*** Opening Data supplied ***

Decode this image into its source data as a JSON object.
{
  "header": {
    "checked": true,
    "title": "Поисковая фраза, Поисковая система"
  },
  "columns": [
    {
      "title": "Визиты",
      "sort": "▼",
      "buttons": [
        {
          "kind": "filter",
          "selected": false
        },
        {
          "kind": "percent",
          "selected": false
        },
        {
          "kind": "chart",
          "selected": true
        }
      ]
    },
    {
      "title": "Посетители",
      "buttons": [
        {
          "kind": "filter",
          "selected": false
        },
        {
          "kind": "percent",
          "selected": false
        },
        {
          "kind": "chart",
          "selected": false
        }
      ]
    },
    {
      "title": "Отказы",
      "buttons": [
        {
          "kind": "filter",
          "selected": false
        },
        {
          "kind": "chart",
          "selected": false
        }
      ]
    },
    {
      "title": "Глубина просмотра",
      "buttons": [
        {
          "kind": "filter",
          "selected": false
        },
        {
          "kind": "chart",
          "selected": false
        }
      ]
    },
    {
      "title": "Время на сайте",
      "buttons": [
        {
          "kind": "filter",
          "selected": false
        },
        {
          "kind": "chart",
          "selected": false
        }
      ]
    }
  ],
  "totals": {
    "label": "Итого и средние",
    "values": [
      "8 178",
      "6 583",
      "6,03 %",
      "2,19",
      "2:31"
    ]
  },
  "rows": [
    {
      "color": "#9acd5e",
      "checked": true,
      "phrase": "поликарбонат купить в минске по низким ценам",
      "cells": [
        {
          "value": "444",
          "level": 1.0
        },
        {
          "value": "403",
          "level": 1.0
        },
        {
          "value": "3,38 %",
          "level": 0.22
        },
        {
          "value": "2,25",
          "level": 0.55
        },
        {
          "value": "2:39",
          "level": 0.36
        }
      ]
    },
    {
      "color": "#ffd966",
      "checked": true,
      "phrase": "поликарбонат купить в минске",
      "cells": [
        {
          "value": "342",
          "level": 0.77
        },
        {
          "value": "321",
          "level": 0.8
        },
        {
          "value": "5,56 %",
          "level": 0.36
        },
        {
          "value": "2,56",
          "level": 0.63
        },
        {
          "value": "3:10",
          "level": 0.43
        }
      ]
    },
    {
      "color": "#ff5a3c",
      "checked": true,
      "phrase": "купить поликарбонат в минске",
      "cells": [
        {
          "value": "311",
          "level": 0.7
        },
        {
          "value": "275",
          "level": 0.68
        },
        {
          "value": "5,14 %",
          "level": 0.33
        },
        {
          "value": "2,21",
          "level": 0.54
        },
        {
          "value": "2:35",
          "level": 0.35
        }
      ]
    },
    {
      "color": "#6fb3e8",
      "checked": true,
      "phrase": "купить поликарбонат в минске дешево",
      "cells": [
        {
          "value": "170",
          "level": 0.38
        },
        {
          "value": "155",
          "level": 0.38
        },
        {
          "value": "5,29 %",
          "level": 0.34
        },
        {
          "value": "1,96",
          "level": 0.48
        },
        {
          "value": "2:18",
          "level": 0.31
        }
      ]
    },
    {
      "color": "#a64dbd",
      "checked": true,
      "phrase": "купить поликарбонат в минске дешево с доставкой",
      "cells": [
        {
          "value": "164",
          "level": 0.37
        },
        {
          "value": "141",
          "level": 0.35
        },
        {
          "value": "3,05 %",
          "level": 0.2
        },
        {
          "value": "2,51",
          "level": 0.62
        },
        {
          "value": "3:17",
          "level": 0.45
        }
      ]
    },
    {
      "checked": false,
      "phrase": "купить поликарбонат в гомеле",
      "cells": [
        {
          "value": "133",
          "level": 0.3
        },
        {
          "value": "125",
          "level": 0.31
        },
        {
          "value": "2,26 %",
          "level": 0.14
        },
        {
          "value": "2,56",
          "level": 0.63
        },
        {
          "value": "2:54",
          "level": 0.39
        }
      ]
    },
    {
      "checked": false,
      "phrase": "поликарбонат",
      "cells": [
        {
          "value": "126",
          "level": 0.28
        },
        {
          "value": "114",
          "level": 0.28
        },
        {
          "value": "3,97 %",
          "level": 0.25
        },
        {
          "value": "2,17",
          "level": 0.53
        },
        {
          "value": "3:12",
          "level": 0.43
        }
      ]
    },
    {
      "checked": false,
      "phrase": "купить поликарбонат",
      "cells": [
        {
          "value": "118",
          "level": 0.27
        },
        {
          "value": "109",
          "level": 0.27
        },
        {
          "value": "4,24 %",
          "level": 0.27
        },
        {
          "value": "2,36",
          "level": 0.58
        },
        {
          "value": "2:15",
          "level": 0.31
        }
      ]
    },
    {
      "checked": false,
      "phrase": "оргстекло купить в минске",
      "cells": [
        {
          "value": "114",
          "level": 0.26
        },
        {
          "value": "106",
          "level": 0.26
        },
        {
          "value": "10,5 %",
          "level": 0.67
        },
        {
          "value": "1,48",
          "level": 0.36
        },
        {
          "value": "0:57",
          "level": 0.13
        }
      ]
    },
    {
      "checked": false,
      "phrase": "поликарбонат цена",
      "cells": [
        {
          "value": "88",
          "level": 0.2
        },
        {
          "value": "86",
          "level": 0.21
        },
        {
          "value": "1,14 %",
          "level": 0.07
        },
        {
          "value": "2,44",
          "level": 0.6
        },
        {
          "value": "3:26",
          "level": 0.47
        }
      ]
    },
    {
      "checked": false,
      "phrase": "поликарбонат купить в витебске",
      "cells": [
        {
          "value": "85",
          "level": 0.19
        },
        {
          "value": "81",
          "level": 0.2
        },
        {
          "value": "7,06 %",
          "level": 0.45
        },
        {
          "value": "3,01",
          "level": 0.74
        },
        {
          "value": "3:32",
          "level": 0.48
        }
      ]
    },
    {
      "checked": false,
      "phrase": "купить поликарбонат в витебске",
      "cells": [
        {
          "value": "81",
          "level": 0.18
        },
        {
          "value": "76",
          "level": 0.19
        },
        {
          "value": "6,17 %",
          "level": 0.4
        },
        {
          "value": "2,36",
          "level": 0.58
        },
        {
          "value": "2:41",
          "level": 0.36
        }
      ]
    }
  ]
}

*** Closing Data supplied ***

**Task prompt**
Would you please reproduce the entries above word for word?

**Output for this task**
Decode this image into its source data as a JSON object.
{
  "header": {
    "checked": true,
    "title": "Поисковая фраза, Поисковая система"
  },
  "columns": [
    {
      "title": "Визиты",
      "sort": "▼",
      "buttons": [
        {
          "kind": "filter",
          "selected": false
        },
        {
          "kind": "percent",
          "selected": false
        },
        {
          "kind": "chart",
          "selected": true
        }
      ]
    },
    {
      "title": "Посетители",
      "buttons": [
        {
          "kind": "filter",
          "selected": false
        },
        {
          "kind": "percent",
          "selected": false
        },
        {
          "kind": "chart",
          "selected": false
        }
      ]
    },
    {
      "title": "Отказы",
      "buttons": [
        {
          "kind": "filter",
          "selected": false
        },
        {
          "kind": "chart",
          "selected": false
        }
      ]
    },
    {
      "title": "Глубина просмотра",
      "buttons": [
        {
          "kind": "filter",
          "selected": false
        },
        {
          "kind": "chart",
          "selected": false
        }
      ]
    },
    {
      "title": "Время на сайте",
      "buttons": [
        {
          "kind": "filter",
          "selected": false
        },
        {
          "kind": "chart",
          "selected": false
        }
      ]
    }
  ],
  "totals": {
    "label": "Итого и средние",
    "values": [
      "8 178",
      "6 583",
      "6,03 %",
      "2,19",
      "2:31"
    ]
  },
  "rows": [
    {
      "color": "#9acd5e",
      "checked": true,
      "phrase": "поликарбонат купить в минске по низким ценам",
      "cells": [
        {
          "value": "444",
          "level": 1.0
        },
        {
          "value": "403",
          "level": 1.0
        },
        {
          "value": "3,38 %",
          "level": 0.22
        },
        {
          "value": "2,25",
          "level": 0.55
        },
        {
          "value": "2:39",
          "level": 0.36
        }
      ]
    },
    {
      "color": "#ffd966",
      "checked": true,
      "phrase": "поликарбонат купить в минске",
      "cells": [
        {
          "value": "342",
          "level": 0.77
        },
        {
          "value": "321",
          "level": 0.8
        },
        {
          "value": "5,56 %",
          "level": 0.36
        },
        {
          "value": "2,56",
          "level": 0.63
        },
        {
          "value": "3:10",
          "level": 0.43
        }
      ]
    },
    {
      "color": "#ff5a3c",
      "checked": true,
      "phrase": "купить поликарбонат в минске",
      "cells": [
        {
          "value": "311",
          "level": 0.7
        },
        {
          "value": "275",
          "level": 0.68
        },
        {
          "value": "5,14 %",
          "level": 0.33
        },
        {
          "value": "2,21",
          "level": 0.54
        },
        {
          "value": "2:35",
          "level": 0.35
        }
      ]
    },
    {
      "color": "#6fb3e8",
      "checked": true,
      "phrase": "купить поликарбонат в минске дешево",
      "cells": [
        {
          "value": "170",
          "level": 0.38
        },
        {
          "value": "155",
          "level": 0.38
        },
        {
          "value": "5,29 %",
          "level": 0.34
        },
        {
          "value": "1,96",
          "level": 0.48
        },
        {
          "value": "2:18",
          "level": 0.31
        }
      ]
    },
    {
      "color": "#a64dbd",
      "checked": true,
      "phrase": "купить поликарбонат в минске дешево с доставкой",
      "cells": [
        {
          "value": "164",
          "level": 0.37
        },
        {
          "value": "141",
          "level": 0.35
        },
        {
          "value": "3,05 %",
          "level": 0.2
        },
        {
          "value": "2,51",
          "level": 0.62
        },
        {
          "value": "3:17",
          "level": 0.45
        }
      ]
    },
    {
      "checked": false,
      "phrase": "купить поликарбонат в гомеле",
      "cells": [
        {
          "value": "133",
          "level": 0.3
        },
        {
          "value": "125",
          "level": 0.31
        },
        {
          "value": "2,26 %",
          "level": 0.14
        },
        {
          "value": "2,56",
          "level": 0.63
        },
        {
          "value": "2:54",
          "level": 0.39
        }
      ]
    },
    {
      "checked": false,
      "phrase": "поликарбонат",
      "cells": [
        {
          "value": "126",
          "level": 0.28
        },
        {
          "value": "114",
          "level": 0.28
        },
        {
          "value": "3,97 %",
          "level": 0.25
        },
        {
          "value": "2,17",
          "level": 0.53
        },
        {
          "value": "3:12",
          "level": 0.43
        }
      ]
    },
    {
      "checked": false,
      "phrase": "купить поликарбонат",
      "cells": [
        {
          "value": "118",
          "level": 0.27
        },
        {
          "value": "109",
          "level": 0.27
        },
        {
          "value": "4,24 %",
          "level": 0.27
        },
        {
          "value": "2,36",
          "level": 0.58
        },
        {
          "value": "2:15",
          "level": 0.31
        }
      ]
    },
    {
      "checked": false,
      "phrase": "оргстекло купить в минске",
      "cells": [
        {
          "value": "114",
          "level": 0.26
        },
        {
          "value": "106",
          "level": 0.26
        },
        {
          "value": "10,5 %",
          "level": 0.67
        },
        {
          "value": "1,48",
          "level": 0.36
        },
        {
          "value": "0:57",
          "level": 0.13
        }
      ]
    },
    {
      "checked": false,
      "phrase": "поликарбонат цена",
      "cells": [
        {
          "value": "88",
          "level": 0.2
        },
        {
          "value": "86",
          "level": 0.21
        },
        {
          "value": "1,14 %",
          "level": 0.07
        },
        {
          "value": "2,44",
          "level": 0.6
        },
        {
          "value": "3:26",
          "level": 0.47
        }
      ]
    },
    {
      "checked": false,
      "phrase": "поликарбонат купить в витебске",
      "cells": [
        {
          "value": "85",
          "level": 0.19
        },
        {
          "value": "81",
          "level": 0.2
        },
        {
          "value": "7,06 %",
          "level": 0.45
        },
        {
          "value": "3,01",
          "level": 0.74
        },
        {
          "value": "3:32",
          "level": 0.48
        }
      ]
    },
    {
      "checked": false,
      "phrase": "купить поликарбонат в витебске",
      "cells": [
        {
          "value": "81",
          "level": 0.18
        },
        {
          "value": "76",
          "level": 0.19
        },
        {
          "value": "6,17 %",
          "level": 0.4
        },
        {
          "value": "2,36",
          "level": 0.58
        },
        {
          "value": "2:41",
          "level": 0.36
        }
      ]
    }
  ]
}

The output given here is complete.